INTRODUCTION – JOURNEY to the CENTER of the COMMONPLACE: The ancient root of the word ‘world’ (mundus) is also the source of the word for commonplace (mundane). Contemporary advances in science and technology have expanded the knowable ‘mundus’ far beyond mundane perceptions. Twin pillars of contemporary experience are located among quasars at the edge of the universe and quarks deep within the atom. While these ultra-micro/macroscopic explorations excite the imagination, they divert attention from the substances shimmering in our midst. My art foregoes expanded and intensified perceptions at the frontiers of scale to celebrate sensual interactions with the commonplace.
Value, whether it applies to antiques, real estate, or religious relics, accrues because of rarity. My art reverses this cultural principle. It assigns value to components of the material environment that are not only commonplace; they are either ignored or treated with disdain. Thus, the rarity component enters my art practice because the materials I engage (bark, acorns, lichens, feathers, moss, twigs, mushrooms) are rarely present in the lives of technologically and industrially dependent populations. Yet each of these common life forms has undergone millennia of functional and formal evolutionary refinements, and each offers opportunities for grounding through sensory gratification, and transcendence through multi-species communion.

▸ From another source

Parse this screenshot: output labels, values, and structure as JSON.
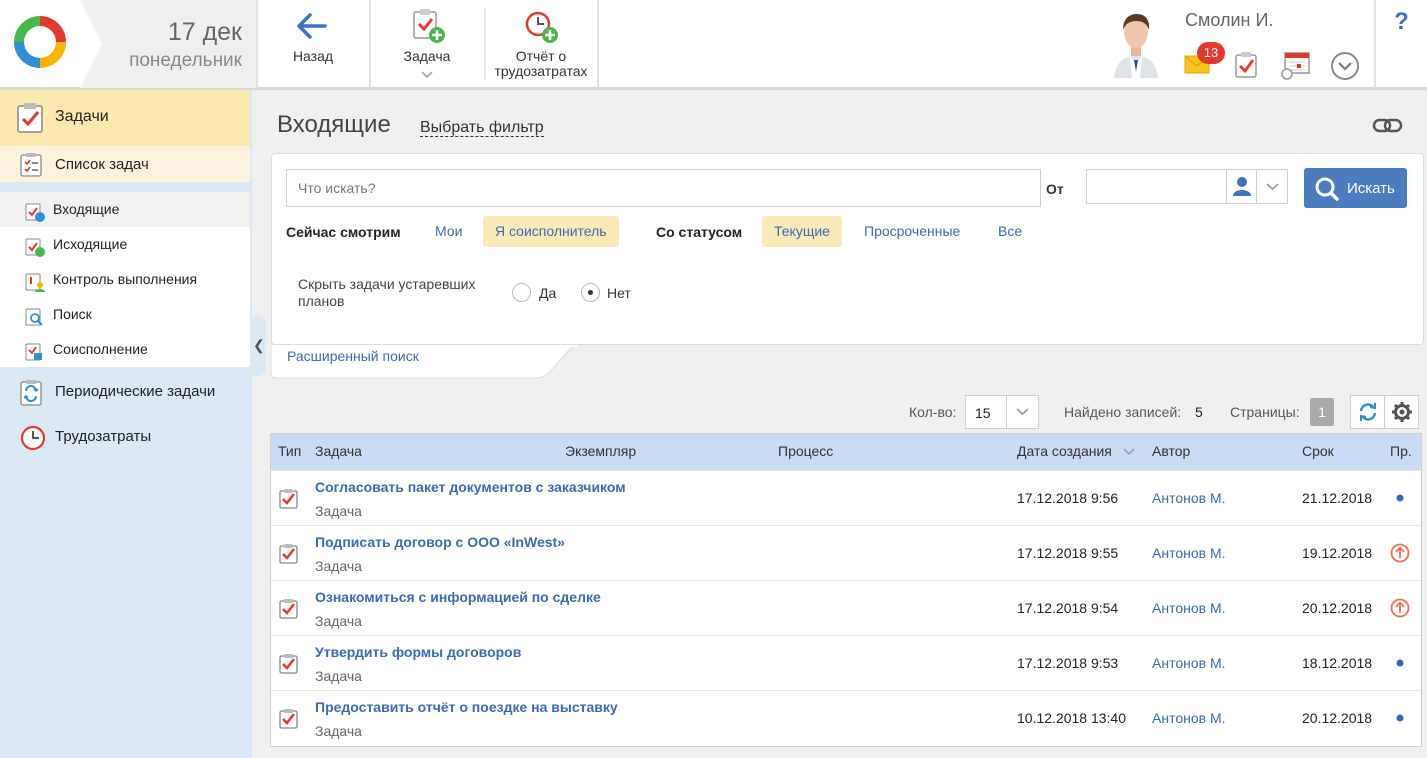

My art enables these intimate forms of interaction because familiarity with the materials inherent to our planet is essential to reforming the neglectful, wasteful, and harmful behaviors that define prevailing lifestyles.
The brooches emerged as a strategy to fulfill my artistic mission within institutional situations where foraging outdoors and creating communal artworks are not feasible. I compose the brooches with materials I collect from my woods to give away. These gifts are not merely jewelry. People who select one from many first examine the wondrous variability of these materials; each brooch is unique. Furthermore, as jewelry, the brooches are associated with items of value. Because their value is disassociated from commerce, I convey that their value derives from a non-monetary source. Most significantly, by wearing their brooches over their hearts, a physical connection occurs at a part of the body that is primed for discovering the material vitality the organic materials emit. This physical connection could never be gained by observing art.

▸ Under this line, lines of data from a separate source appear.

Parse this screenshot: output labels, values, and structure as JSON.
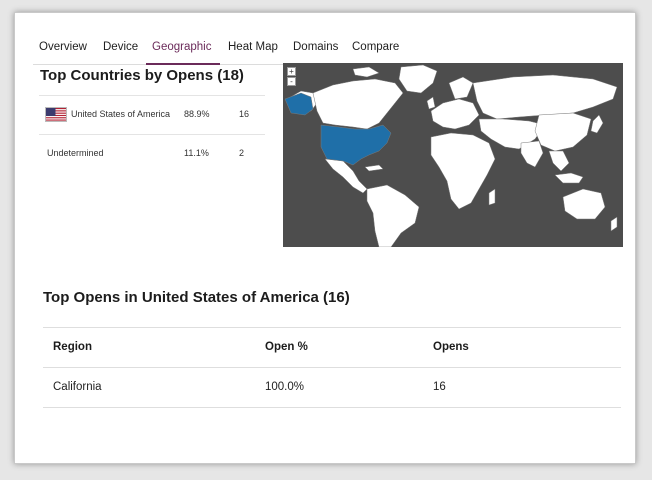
{
  "tabs": [
    {
      "label": "Overview"
    },
    {
      "label": "Device"
    },
    {
      "label": "Geographic"
    },
    {
      "label": "Heat Map"
    },
    {
      "label": "Domains"
    },
    {
      "label": "Compare"
    }
  ],
  "active_tab": "Geographic",
  "countries": {
    "title": "Top Countries by Opens (18)",
    "rows": [
      {
        "name": "United States of America",
        "percent": "88.9%",
        "opens": "16",
        "flag": "us-flag-icon"
      },
      {
        "name": "Undetermined",
        "percent": "11.1%",
        "opens": "2"
      }
    ]
  },
  "map": {
    "zoom_in": "+",
    "zoom_out": "-",
    "ocean_color": "#4d4d4d",
    "land_color": "#ffffff",
    "highlight_color": "#1f6fa8",
    "highlighted_country": "United States of America"
  },
  "regions": {
    "title": "Top Opens in United States of America (16)",
    "headers": {
      "region": "Region",
      "percent": "Open %",
      "opens": "Opens"
    },
    "rows": [
      {
        "region": "California",
        "percent": "100.0%",
        "opens": "16"
      }
    ]
  },
  "colors": {
    "accent": "#6b2b5a"
  }
}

Welcome to My Woods
Interactions with the public are a component of every exhibition of my artworks.
Typically I create zones in the gallery space. Each is devoted to a particular form of sensory interaction: MASS & WEIGHT, FORM & BEAUTY, TOUCH & TEXTURE, VOLUME & DIMENSION, FLAVOR & AROMA. Each zone consists of five guided explorations with materials that I foraged from my woods: leaves, vines, bark, seeds, bones, pinecones, sap, etc. Visitors are invited to engage with these overlooked materials and share their experience by contributing to a communal narrative of discovery. Since all this activity occurs in the space, I create assemblages of the same materials to hang on the walls. Each is approximately 8” x 10”. Their small size ensures that attention is not diverted from the interactive component of the exhibition, and because their size reinforces the close scrutiny that these intimate interactions encourage.
Welcome to My Woods series»
BioBoulders and IceBoulders
I work with boulders because, unlike pebbles and cobbles, boulders associate stone with durability and stasis. As such, they contribute significance to a rarely acknowledged fact about stone – it is not stable. Stone metamorphizes, like life. I also dissolves, like ice. In both cases stone changes over time. BioBoulders relay the role of living moss, algae, fungi, lichens, and microorganisms in altering stone. IceBoulders recall the role of the Ice Age in gouging and dislodging the stones of the Earth to form the current topographies. These BioBoulders are created with plaster laid upon a wire armature. I methodically cover the entire surface with small findings from my woods. My aesthetic goal involves gradual harmonious progressions that characterize the tempo and aesthetics of geological change. My IceBoulders are formed in molds and frozen. Each contains items that reference the current condition of woods that display the ongoing carving capacity of ice.